Credit: Jack Hornady

It all comes down to simple economics. Simple economics says investors in apartments are looking for a sweet ride over the next several years. The lack of meaningful new apartment construction since 2008 has created a supply/demand imbalance that, in tandem with the arrival of 80 million Gen Y renters (who prefer the flexibility of the renter lifestyle), is expected to generate a monster multifamily market. Truth be told, the monster may have already arrived: The apartment sector has seen 16 consecutive months of occupancy and rent improvements, despite a lack of meaningful job growth. But simple economics also points to an emerging cost-of-housing dichotomy that has traditionally been the undoing of the apartment operator: Rents are going up, and condo prices are coming down. If the cyclical nature of multifamily construction proves out, the endgame of that dichotomy means renters will slowly leave apartments to purchase condo units, and builders and investors will chase them down, attempting to convert rental buildings into condos along the way. “What ­really triggers the conversion decision is when it is cheaper to buy a property than it is to rent it,” says condo converter Anthony Everett, an 11-year veteran of Post Properties who is now owner of Tampa, Fla.–based Metis Property Group, which has completed six condo conversions over the past 24 months. “In any real conversion market, people are buying condos for entry-level housing because it is cheaper than a monthly rent. The last cycle even started that way.”

While multifamily development stalwarts don’t dispute the condo conversion formula, current demand for apartments seems to suggest that the rental monster will rule for the foreseeable future. “Lenders have returned to traditional down-payment requirements; as a result, people will tend to buy their first home later in life,” says Noel Johnson, city partner for the Northwest region for Phoenix-based multifamily developer Alliance Residential. “This will likely minimize condo conversion activity.”

Chicago-based Fifield Cos., which moved to condos in the early 2000s before dropping out of the market in 2004, doesn’t see an upshot in chasing condo conversions today. “We’re extremely bearish on condos,” says Fifield chairman and CEO Steven Fifield. “We left the condo business in Chicago in 2004 because we saw a huge supply coming and couldn’t understand where the demand was going to come from. The 25- to 35-year-olds who make up about 85 percent of our renters want flexibility and don’t want to be tied to a mortgage. They expect job transfers, marriage, or might even still be in danger of losing a job.”

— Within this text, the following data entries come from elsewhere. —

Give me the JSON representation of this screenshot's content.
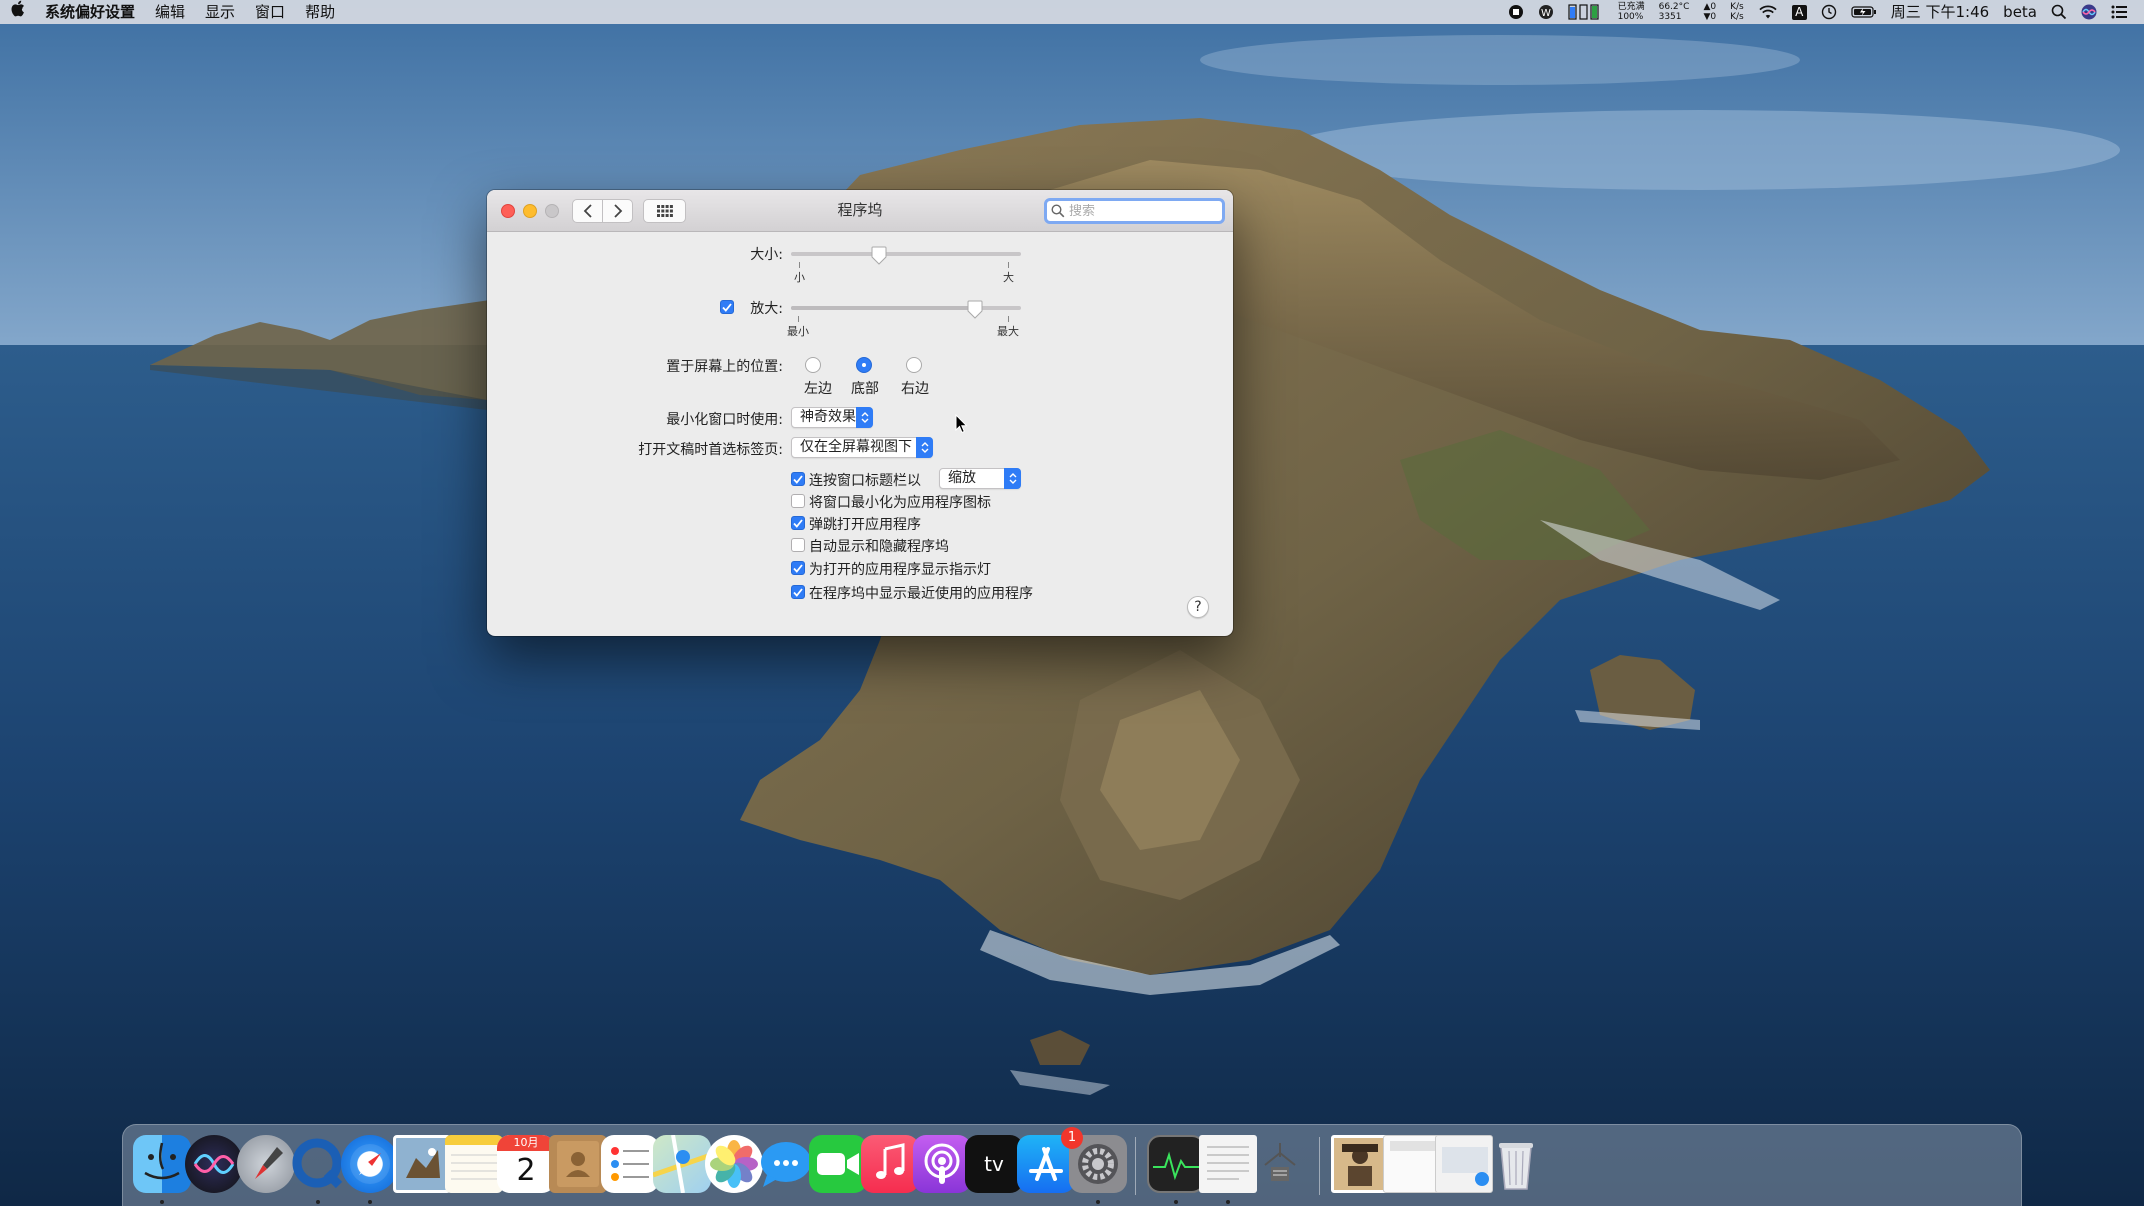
{
  "menubar": {
    "apple": "",
    "app_name": "系统偏好设置",
    "menus": [
      "编辑",
      "显示",
      "窗口",
      "帮助"
    ],
    "battery_status": [
      "已充满",
      "100%"
    ],
    "cpu_stats": [
      "66.2°C",
      "3351"
    ],
    "fan_stats": [
      "0",
      "0"
    ],
    "net_stats": [
      "K/s",
      "K/s"
    ],
    "input_method": "A",
    "clock": "周三 下午1:46",
    "user": "beta"
  },
  "window": {
    "title": "程序坞",
    "search_placeholder": "搜索",
    "size": {
      "label": "大小:",
      "min_label": "小",
      "max_label": "大",
      "value": 0.4
    },
    "magnification": {
      "label": "放大:",
      "checked": true,
      "min_label": "最小",
      "max_label": "最大",
      "value": 0.83
    },
    "position": {
      "label": "置于屏幕上的位置:",
      "options": [
        "左边",
        "底部",
        "右边"
      ],
      "selected": "底部"
    },
    "minimize_effect": {
      "label": "最小化窗口时使用:",
      "value": "神奇效果"
    },
    "prefer_tabs": {
      "label": "打开文稿时首选标签页:",
      "value": "仅在全屏幕视图下"
    },
    "double_click": {
      "label": "连按窗口标题栏以",
      "checked": true,
      "value": "缩放"
    },
    "checkboxes": [
      {
        "label": "将窗口最小化为应用程序图标",
        "checked": false
      },
      {
        "label": "弹跳打开应用程序",
        "checked": true
      },
      {
        "label": "自动显示和隐藏程序坞",
        "checked": false
      },
      {
        "label": "为打开的应用程序显示指示灯",
        "checked": true
      },
      {
        "label": "在程序坞中显示最近使用的应用程序",
        "checked": true
      }
    ],
    "help": "?"
  },
  "dock": {
    "calendar_month": "10月",
    "calendar_day": "2",
    "appstore_badge": "1",
    "tv_label": "tv"
  },
  "colors": {
    "accent": "#2f7cf6",
    "close": "#fe5f57",
    "minimize": "#febc2e"
  }
}
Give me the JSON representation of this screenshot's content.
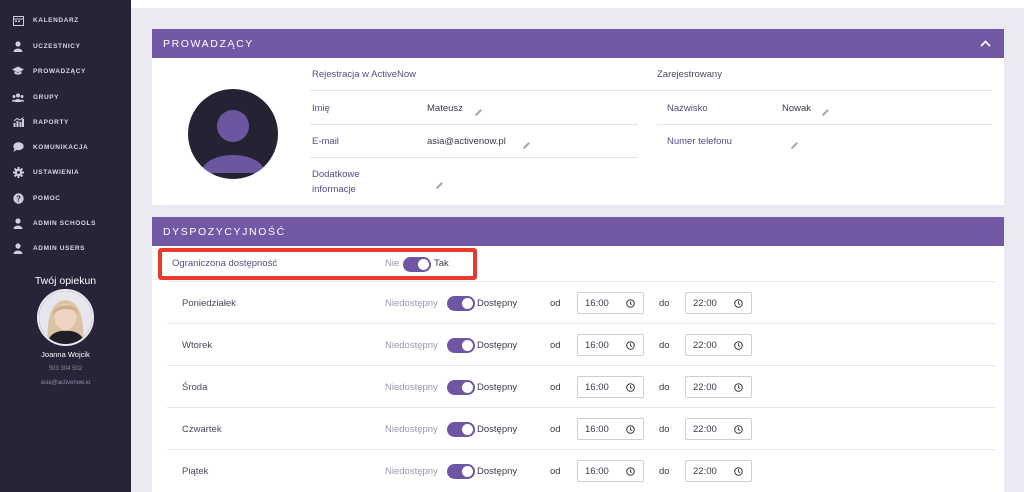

Others in the industry suspect that some developers are already planning to have projects breaking ground today as apartments see higher valuations (and a better disposition ROI) as condos when completed in the next two years. “If you bring a condo project to a lender, they are going to insist that it be underwritten as a rental and size their loan based on that, rather than what the market suggests for condos,” says Bill Witte, president of New York–based Related Cos.’ California division, which just finalized both equity and debt financing for a 420-unit project in Santa Monica that will split evenly between for-sale condos and affordable housing rentals. “That location has seen zero product in a submarket that has held up quite well, but we’re looking at some projects that other developers are doing in urban areas; they really don’t seem like they pencil out, and we expect [they] are intended to convert as soon as the market turns, and we believe it will.”